"For all practical purposes, Poland had facilitated the whole process, had created the conditions for it to happen and had made no attempt to prevent it from occurring," the court said.
The court also faulted Poland for failing to conduct an effective investigation into the matter. The government launched an investigation in 2008 but there are no signs that it is close to coming to a conclusion.
Foreign Ministry spokesman Marcin Wojciechowski said the ruling was premature and that Poland should have been given the chance to make its own ruling first.

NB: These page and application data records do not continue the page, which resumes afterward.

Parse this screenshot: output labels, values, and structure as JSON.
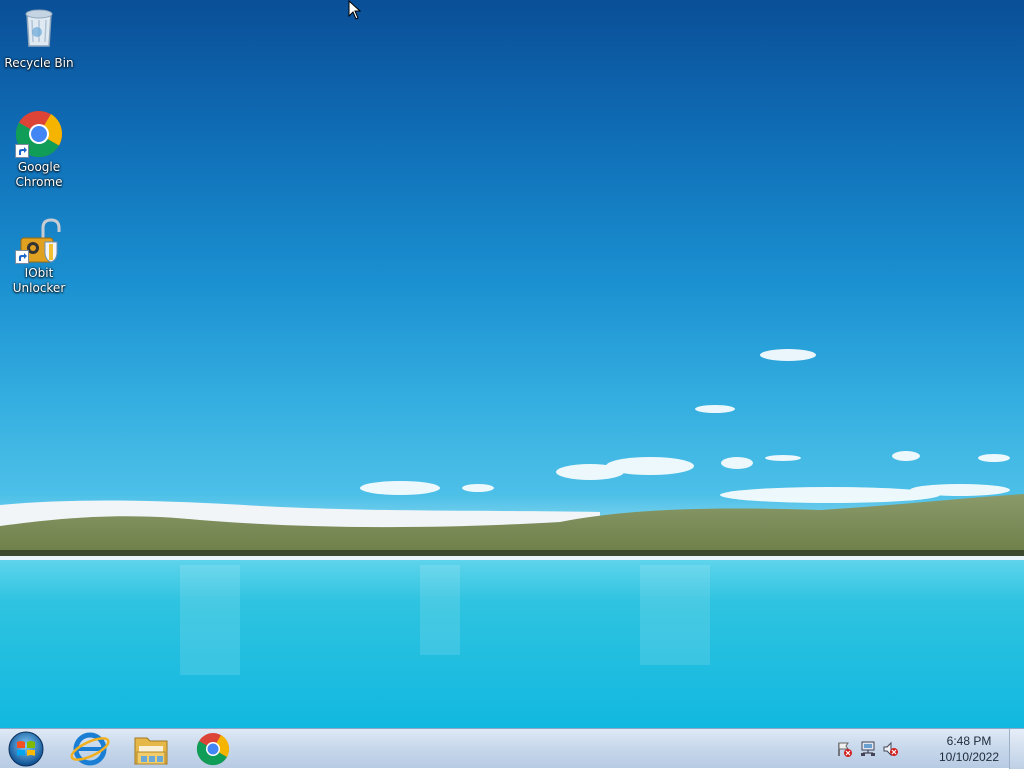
{
  "desktop": {
    "icons": [
      {
        "label": "Recycle Bin",
        "icon": "recycle-bin-icon"
      },
      {
        "label": "Google\nChrome",
        "icon": "chrome-icon"
      },
      {
        "label": "IObit\nUnlocker",
        "icon": "iobit-unlocker-icon"
      }
    ]
  },
  "taskbar": {
    "pinned": [
      {
        "name": "internet-explorer",
        "icon": "internet-explorer-icon"
      },
      {
        "name": "windows-explorer",
        "icon": "folder-icon"
      },
      {
        "name": "google-chrome",
        "icon": "chrome-icon"
      }
    ],
    "tray": {
      "icons": [
        "action-center-flag-icon",
        "network-icon",
        "volume-muted-icon"
      ],
      "time": "6:48 PM",
      "date": "10/10/2022"
    }
  },
  "colors": {
    "sky_top": "#0a4f97",
    "sky_mid": "#1a8fd0",
    "water": "#2ec3e0",
    "taskbar": "#c9d9ec"
  }
}
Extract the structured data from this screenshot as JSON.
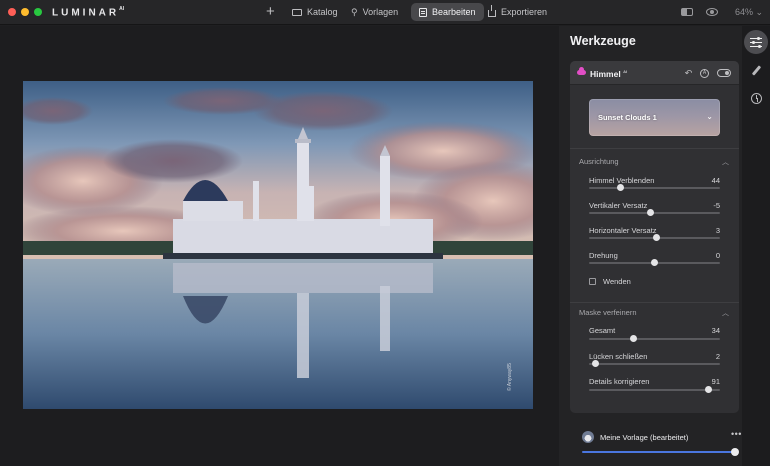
{
  "app": {
    "logo": "LUMINAR",
    "logo_badge": "AI",
    "zoom": "64%"
  },
  "nav": {
    "add": "+",
    "items": [
      {
        "label": "Katalog",
        "icon": "folder-icon",
        "active": false
      },
      {
        "label": "Vorlagen",
        "icon": "magic-wand-icon",
        "active": false
      },
      {
        "label": "Bearbeiten",
        "icon": "edit-icon",
        "active": true
      },
      {
        "label": "Exportieren",
        "icon": "share-icon",
        "active": false
      }
    ]
  },
  "photo": {
    "watermark": "© Anyway85"
  },
  "panel": {
    "title": "Werkzeuge",
    "tool": {
      "title": "Himmel",
      "badge": "AI",
      "preset": "Sunset Clouds 1",
      "accent_color": "#e24ec6"
    },
    "ausrichtung": {
      "title": "Ausrichtung",
      "sliders": [
        {
          "label": "Himmel Verblenden",
          "value": "44",
          "fraction": 0.24
        },
        {
          "label": "Vertikaler Versatz",
          "value": "-5",
          "fraction": 0.47
        },
        {
          "label": "Horizontaler Versatz",
          "value": "3",
          "fraction": 0.515
        },
        {
          "label": "Drehung",
          "value": "0",
          "fraction": 0.5
        }
      ],
      "checkbox": {
        "label": "Wenden",
        "checked": false
      }
    },
    "maske": {
      "title": "Maske verfeinern",
      "sliders": [
        {
          "label": "Gesamt",
          "value": "34",
          "fraction": 0.34
        },
        {
          "label": "Lücken schließen",
          "value": "2",
          "fraction": 0.05
        },
        {
          "label": "Details korrigieren",
          "value": "91",
          "fraction": 0.91
        }
      ]
    }
  },
  "preset_bar": {
    "label": "Meine Vorlage (bearbeitet)",
    "more": "•••",
    "amount": 0.99,
    "accent_color": "#4a76e0"
  }
}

However, the human rights lawyers who brought the case to Strasbourg did so "after it became clear that Polish domestic investigations were turning into a cover-up," said Reprieve, a U.K-based legal group that represented Zubaydah in the case.
The lawyers for both suspects hailed the ruling.
"This is a historic ruling by the European Court of Human Rights, which has become the first court to confirm the existence of a secret CIA torture center on Polish soil between 2002 and 2003, where our client Abd al-Rahim al-Nashiri was held and tortured," said Amrit Singh, a lawyer at the Open Society Justice Initiative who represented al-Nashiri.
One of Zubaydah's lawyers, Joseph Margulies, said, "It's always gratifying when a court speaks truth to power. The question now is whether Poland will listen. The rule of law demands more than words on a page. It demands justice."
The ruling from Strasbourg may have implications for other European states alleged to have hosted CIA prisons: similar cases have been lodged with the court in Strasbourg against Romania and Lithuania. The court ruling did not directly cover the United States, which is outside its jurisdiction.
The Bush administration began the "extraordinary rendition" program to deal with suspected Al-Qaeda operatives, many of them captured in the U.S.-led invasion of Afghanistan.
Keeping the detainees on foreign soil meant they were not entitled to the protection afforded under U.S. law. The Bush administration said that was important because it gave it more scope to interrogate the suspects and extract information that is claimed helped avert violent attacks by militants.
President Barack Obama signed an order ending the use of the CIA jails after taking office in 2009. Obama's administration has, however, declined to launch an investigation and has not prosecuted any U.S. officials for their role in the program. The U.S. Senate Select Committee on Intelligence is preparing to publish parts of a previously classified report on the rendition program that the committee chair has said uncovered shocking brutality against detainees.